EXERCISE AIM.
Give back the data in full, with every line exact.

RECORDED INFORMATION.

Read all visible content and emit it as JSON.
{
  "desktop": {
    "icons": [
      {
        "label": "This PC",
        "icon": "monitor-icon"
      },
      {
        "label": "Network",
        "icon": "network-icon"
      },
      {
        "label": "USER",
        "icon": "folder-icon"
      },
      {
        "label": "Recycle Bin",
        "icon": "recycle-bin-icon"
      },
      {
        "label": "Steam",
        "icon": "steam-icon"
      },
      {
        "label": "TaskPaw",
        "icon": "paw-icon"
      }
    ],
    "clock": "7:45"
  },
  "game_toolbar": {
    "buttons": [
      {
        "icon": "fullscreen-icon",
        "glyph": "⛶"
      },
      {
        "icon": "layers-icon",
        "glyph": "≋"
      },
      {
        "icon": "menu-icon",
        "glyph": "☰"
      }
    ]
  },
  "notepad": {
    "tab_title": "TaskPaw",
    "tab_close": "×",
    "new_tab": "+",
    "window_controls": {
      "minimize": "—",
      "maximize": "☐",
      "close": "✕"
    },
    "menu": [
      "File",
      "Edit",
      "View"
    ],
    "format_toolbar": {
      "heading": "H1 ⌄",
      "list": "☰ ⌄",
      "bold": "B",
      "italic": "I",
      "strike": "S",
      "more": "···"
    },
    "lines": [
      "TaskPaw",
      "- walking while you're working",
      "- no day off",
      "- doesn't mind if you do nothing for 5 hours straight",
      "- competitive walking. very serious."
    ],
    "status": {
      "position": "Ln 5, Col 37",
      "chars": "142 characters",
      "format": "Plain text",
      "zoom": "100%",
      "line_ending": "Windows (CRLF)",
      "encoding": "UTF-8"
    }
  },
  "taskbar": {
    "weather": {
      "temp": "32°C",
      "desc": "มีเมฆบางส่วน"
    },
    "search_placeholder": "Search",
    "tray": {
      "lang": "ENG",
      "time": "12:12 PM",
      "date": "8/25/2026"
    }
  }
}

RESULT.
Read all visible content and emit it as JSON.
{
  "desktop": {
    "icons": [
      {
        "label": "This PC",
        "icon": "monitor-icon"
      },
      {
        "label": "Network",
        "icon": "network-icon"
      },
      {
        "label": "USER",
        "icon": "folder-icon"
      },
      {
        "label": "Recycle Bin",
        "icon": "recycle-bin-icon"
      },
      {
        "label": "Steam",
        "icon": "steam-icon"
      },
      {
        "label": "TaskPaw",
        "icon": "paw-icon"
      }
    ],
    "clock": "7:45"
  },
  "game_toolbar": {
    "buttons": [
      {
        "icon": "fullscreen-icon",
        "glyph": "⛶"
      },
      {
        "icon": "layers-icon",
        "glyph": "≋"
      },
      {
        "icon": "menu-icon",
        "glyph": "☰"
      }
    ]
  },
  "notepad": {
    "tab_title": "TaskPaw",
    "tab_close": "×",
    "new_tab": "+",
    "window_controls": {
      "minimize": "—",
      "maximize": "☐",
      "close": "✕"
    },
    "menu": [
      "File",
      "Edit",
      "View"
    ],
    "format_toolbar": {
      "heading": "H1 ⌄",
      "list": "☰ ⌄",
      "bold": "B",
      "italic": "I",
      "strike": "S",
      "more": "···"
    },
    "lines": [
      "TaskPaw",
      "- walking while you're working",
      "- no day off",
      "- doesn't mind if you do nothing for 5 hours straight",
      "- competitive walking. very serious."
    ],
    "status": {
      "position": "Ln 5, Col 37",
      "chars": "142 characters",
      "format": "Plain text",
      "zoom": "100%",
      "line_ending": "Windows (CRLF)",
      "encoding": "UTF-8"
    }
  },
  "taskbar": {
    "weather": {
      "temp": "32°C",
      "desc": "มีเมฆบางส่วน"
    },
    "search_placeholder": "Search",
    "tray": {
      "lang": "ENG",
      "time": "12:12 PM",
      "date": "8/25/2026"
    }
  }
}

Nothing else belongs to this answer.